:: DATA PROVIDED ::

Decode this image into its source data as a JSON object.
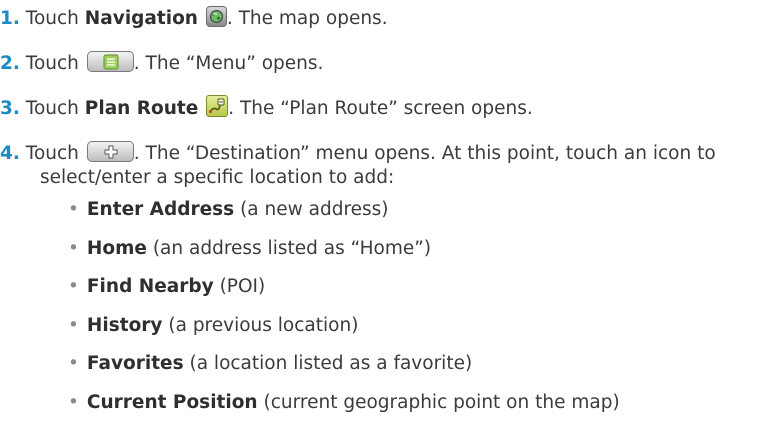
{
  "steps": [
    {
      "num": "1.",
      "pre": "Touch",
      "bold": "Navigation",
      "icon": "navigation-globe-icon",
      "post": ". The map opens."
    },
    {
      "num": "2.",
      "pre": "Touch",
      "icon": "menu-button-icon",
      "post": ". The “Menu” opens."
    },
    {
      "num": "3.",
      "pre": "Touch",
      "bold": "Plan Route",
      "icon": "plan-route-icon",
      "post": ". The “Plan Route” screen opens."
    },
    {
      "num": "4.",
      "pre": "Touch",
      "icon": "add-plus-button-icon",
      "post": ". The “Destination” menu opens. At this point, touch an icon to",
      "line2": "select/enter a specific location to add:"
    }
  ],
  "options": [
    {
      "bold": "Enter Address",
      "desc": " (a new address)"
    },
    {
      "bold": "Home",
      "desc": " (an address listed as “Home”)"
    },
    {
      "bold": "Find Nearby",
      "desc": " (POI)"
    },
    {
      "bold": "History",
      "desc": " (a previous location)"
    },
    {
      "bold": "Favorites",
      "desc": " (a location listed as a favorite)"
    },
    {
      "bold": "Current Position",
      "desc": " (current geographic point on the map)"
    }
  ],
  "bullet_char": "•",
  "colors": {
    "step_number": "#1a8bc3",
    "text": "#3b3b3b",
    "bold_text": "#2f2f2f"
  }
}
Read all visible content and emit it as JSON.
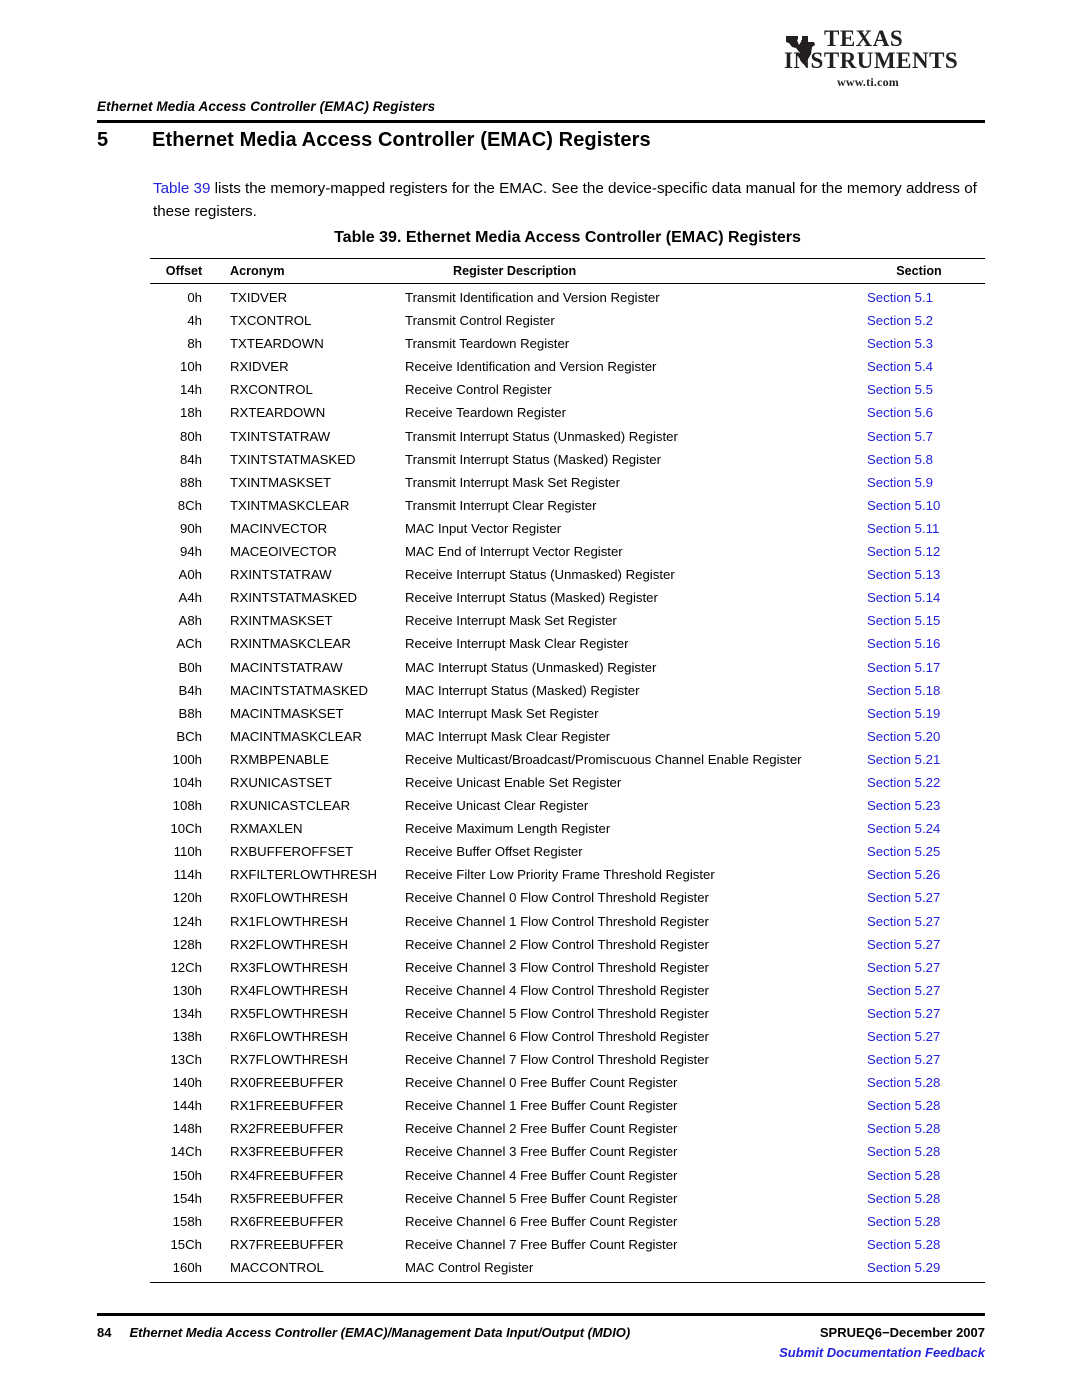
{
  "header": {
    "logo": {
      "line1": "TEXAS",
      "line2": "INSTRUMENTS",
      "url": "www.ti.com",
      "state_icon": "texas-state-icon"
    },
    "running_head": "Ethernet Media Access Controller (EMAC) Registers"
  },
  "chapter": {
    "number": "5",
    "title": "Ethernet Media Access Controller (EMAC) Registers"
  },
  "intro": {
    "link_text": "Table 39",
    "body": " lists the memory-mapped registers for the EMAC. See the device-specific data manual for the memory address of these registers."
  },
  "table": {
    "caption": "Table 39. Ethernet Media Access Controller (EMAC) Registers",
    "columns": [
      "Offset",
      "Acronym",
      "Register Description",
      "Section"
    ],
    "link_color": "#2222dd",
    "rows": [
      [
        "0h",
        "TXIDVER",
        "Transmit Identification and Version Register",
        "Section 5.1"
      ],
      [
        "4h",
        "TXCONTROL",
        "Transmit Control Register",
        "Section 5.2"
      ],
      [
        "8h",
        "TXTEARDOWN",
        "Transmit Teardown Register",
        "Section 5.3"
      ],
      [
        "10h",
        "RXIDVER",
        "Receive Identification and Version Register",
        "Section 5.4"
      ],
      [
        "14h",
        "RXCONTROL",
        "Receive Control Register",
        "Section 5.5"
      ],
      [
        "18h",
        "RXTEARDOWN",
        "Receive Teardown Register",
        "Section 5.6"
      ],
      [
        "80h",
        "TXINTSTATRAW",
        "Transmit Interrupt Status (Unmasked) Register",
        "Section 5.7"
      ],
      [
        "84h",
        "TXINTSTATMASKED",
        "Transmit Interrupt Status (Masked) Register",
        "Section 5.8"
      ],
      [
        "88h",
        "TXINTMASKSET",
        "Transmit Interrupt Mask Set Register",
        "Section 5.9"
      ],
      [
        "8Ch",
        "TXINTMASKCLEAR",
        "Transmit Interrupt Clear Register",
        "Section 5.10"
      ],
      [
        "90h",
        "MACINVECTOR",
        "MAC Input Vector Register",
        "Section 5.11"
      ],
      [
        "94h",
        "MACEOIVECTOR",
        "MAC End of Interrupt Vector Register",
        "Section 5.12"
      ],
      [
        "A0h",
        "RXINTSTATRAW",
        "Receive Interrupt Status (Unmasked) Register",
        "Section 5.13"
      ],
      [
        "A4h",
        "RXINTSTATMASKED",
        "Receive Interrupt Status (Masked) Register",
        "Section 5.14"
      ],
      [
        "A8h",
        "RXINTMASKSET",
        "Receive Interrupt Mask Set Register",
        "Section 5.15"
      ],
      [
        "ACh",
        "RXINTMASKCLEAR",
        "Receive Interrupt Mask Clear Register",
        "Section 5.16"
      ],
      [
        "B0h",
        "MACINTSTATRAW",
        "MAC Interrupt Status (Unmasked) Register",
        "Section 5.17"
      ],
      [
        "B4h",
        "MACINTSTATMASKED",
        "MAC Interrupt Status (Masked) Register",
        "Section 5.18"
      ],
      [
        "B8h",
        "MACINTMASKSET",
        "MAC Interrupt Mask Set Register",
        "Section 5.19"
      ],
      [
        "BCh",
        "MACINTMASKCLEAR",
        "MAC Interrupt Mask Clear Register",
        "Section 5.20"
      ],
      [
        "100h",
        "RXMBPENABLE",
        "Receive Multicast/Broadcast/Promiscuous Channel Enable Register",
        "Section 5.21"
      ],
      [
        "104h",
        "RXUNICASTSET",
        "Receive Unicast Enable Set Register",
        "Section 5.22"
      ],
      [
        "108h",
        "RXUNICASTCLEAR",
        "Receive Unicast Clear Register",
        "Section 5.23"
      ],
      [
        "10Ch",
        "RXMAXLEN",
        "Receive Maximum Length Register",
        "Section 5.24"
      ],
      [
        "110h",
        "RXBUFFEROFFSET",
        "Receive Buffer Offset Register",
        "Section 5.25"
      ],
      [
        "114h",
        "RXFILTERLOWTHRESH",
        "Receive Filter Low Priority Frame Threshold Register",
        "Section 5.26"
      ],
      [
        "120h",
        "RX0FLOWTHRESH",
        "Receive Channel 0 Flow Control Threshold Register",
        "Section 5.27"
      ],
      [
        "124h",
        "RX1FLOWTHRESH",
        "Receive Channel 1 Flow Control Threshold Register",
        "Section 5.27"
      ],
      [
        "128h",
        "RX2FLOWTHRESH",
        "Receive Channel 2 Flow Control Threshold Register",
        "Section 5.27"
      ],
      [
        "12Ch",
        "RX3FLOWTHRESH",
        "Receive Channel 3 Flow Control Threshold Register",
        "Section 5.27"
      ],
      [
        "130h",
        "RX4FLOWTHRESH",
        "Receive Channel 4 Flow Control Threshold Register",
        "Section 5.27"
      ],
      [
        "134h",
        "RX5FLOWTHRESH",
        "Receive Channel 5 Flow Control Threshold Register",
        "Section 5.27"
      ],
      [
        "138h",
        "RX6FLOWTHRESH",
        "Receive Channel 6 Flow Control Threshold Register",
        "Section 5.27"
      ],
      [
        "13Ch",
        "RX7FLOWTHRESH",
        "Receive Channel 7 Flow Control Threshold Register",
        "Section 5.27"
      ],
      [
        "140h",
        "RX0FREEBUFFER",
        "Receive Channel 0 Free Buffer Count Register",
        "Section 5.28"
      ],
      [
        "144h",
        "RX1FREEBUFFER",
        "Receive Channel 1 Free Buffer Count Register",
        "Section 5.28"
      ],
      [
        "148h",
        "RX2FREEBUFFER",
        "Receive Channel 2 Free Buffer Count Register",
        "Section 5.28"
      ],
      [
        "14Ch",
        "RX3FREEBUFFER",
        "Receive Channel 3 Free Buffer Count Register",
        "Section 5.28"
      ],
      [
        "150h",
        "RX4FREEBUFFER",
        "Receive Channel 4 Free Buffer Count Register",
        "Section 5.28"
      ],
      [
        "154h",
        "RX5FREEBUFFER",
        "Receive Channel 5 Free Buffer Count Register",
        "Section 5.28"
      ],
      [
        "158h",
        "RX6FREEBUFFER",
        "Receive Channel 6 Free Buffer Count Register",
        "Section 5.28"
      ],
      [
        "15Ch",
        "RX7FREEBUFFER",
        "Receive Channel 7 Free Buffer Count Register",
        "Section 5.28"
      ],
      [
        "160h",
        "MACCONTROL",
        "MAC Control Register",
        "Section 5.29"
      ]
    ]
  },
  "footer": {
    "page_number": "84",
    "title": "Ethernet Media Access Controller (EMAC)/Management Data Input/Output (MDIO)",
    "doc_id": "SPRUEQ6−December 2007",
    "feedback": "Submit Documentation Feedback"
  }
}
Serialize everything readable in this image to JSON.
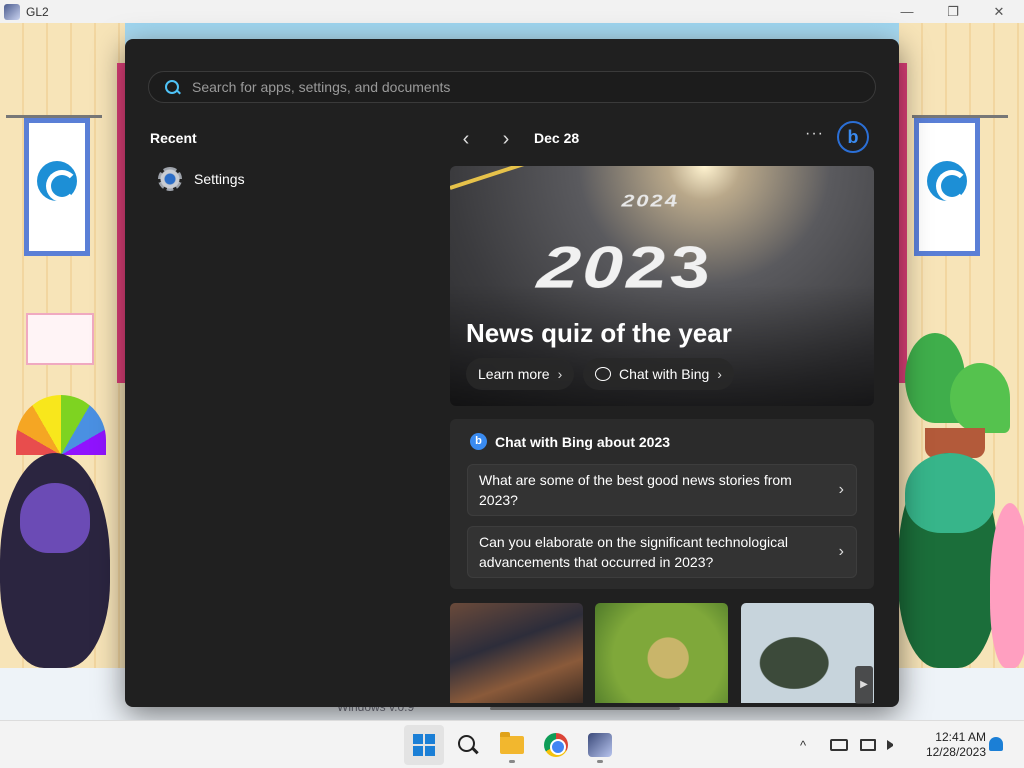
{
  "window": {
    "title": "GL2",
    "minimize": "—",
    "maximize": "❐",
    "close": "✕"
  },
  "game": {
    "footer_text": "Windows v.0.9"
  },
  "start_menu": {
    "search": {
      "placeholder": "Search for apps, settings, and documents",
      "value": ""
    },
    "recent": {
      "title": "Recent",
      "items": [
        {
          "label": "Settings",
          "icon": "settings-gear-icon"
        }
      ]
    },
    "widgets": {
      "prev": "‹",
      "next": "›",
      "date": "Dec 28",
      "more": "···",
      "bing_letter": "b",
      "hero": {
        "small_year": "2024",
        "big_year": "2023",
        "headline": "News quiz of the year",
        "learn_more": "Learn more",
        "chat_with_bing": "Chat with Bing",
        "chevron": "›"
      },
      "chat_card": {
        "title": "Chat with Bing about 2023",
        "icon_letter": "b",
        "questions": [
          "What are some of the best good news stories from 2023?",
          "Can you elaborate on the significant technological advancements that occurred in 2023?"
        ],
        "chevron": "›"
      },
      "thumb_next": "▶"
    }
  },
  "taskbar": {
    "tray_chevron": "^",
    "time": "12:41 AM",
    "date": "12/28/2023"
  },
  "colors": {
    "start_bg": "#202020",
    "accent": "#4fc3f7",
    "bing_blue": "#3a8bf0",
    "taskbar_bg": "#f3f3f3"
  }
}
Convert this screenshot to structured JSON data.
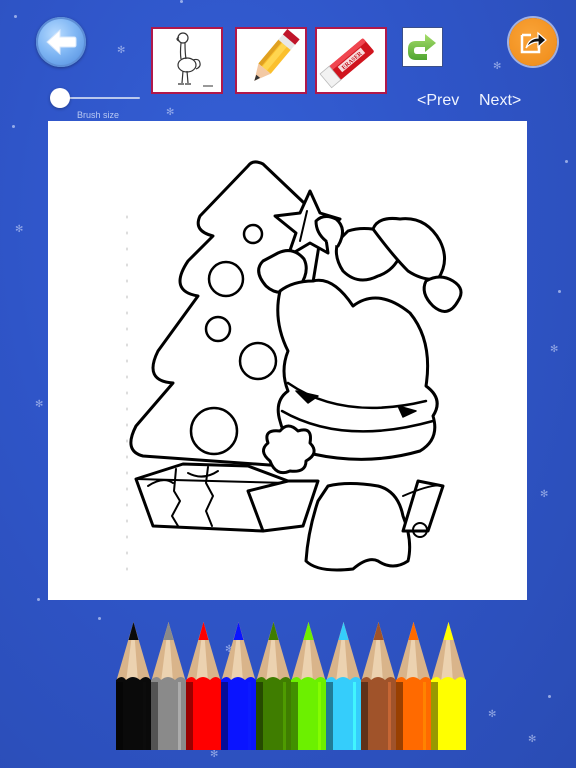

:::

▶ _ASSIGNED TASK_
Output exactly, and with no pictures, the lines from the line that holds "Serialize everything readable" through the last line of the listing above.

▶ _REPLY_
Serialize everything readable in this image to JSON.
{
  "window": {
    "title": "GL2",
    "minimize": "—",
    "maximize": "❐",
    "close": "✕"
  },
  "game": {
    "footer_text": "Windows v.0.9"
  },
  "start_menu": {
    "search": {
      "placeholder": "Search for apps, settings, and documents",
      "value": ""
    },
    "recent": {
      "title": "Recent",
      "items": [
        {
          "label": "Settings",
          "icon": "settings-gear-icon"
        }
      ]
    },
    "widgets": {
      "prev": "‹",
      "next": "›",
      "date": "Dec 28",
      "more": "···",
      "bing_letter": "b",
      "hero": {
        "small_year": "2024",
        "big_year": "2023",
        "headline": "News quiz of the year",
        "learn_more": "Learn more",
        "chat_with_bing": "Chat with Bing",
        "chevron": "›"
      },
      "chat_card": {
        "title": "Chat with Bing about 2023",
        "icon_letter": "b",
        "questions": [
          "What are some of the best good news stories from 2023?",
          "Can you elaborate on the significant technological advancements that occurred in 2023?"
        ],
        "chevron": "›"
      },
      "thumb_next": "▶"
    }
  },
  "taskbar": {
    "tray_chevron": "^",
    "time": "12:41 AM",
    "date": "12/28/2023"
  },
  "colors": {
    "start_bg": "#202020",
    "accent": "#4fc3f7",
    "bing_blue": "#3a8bf0",
    "taskbar_bg": "#f3f3f3"
  }
}
Convert this screenshot to structured JSON data.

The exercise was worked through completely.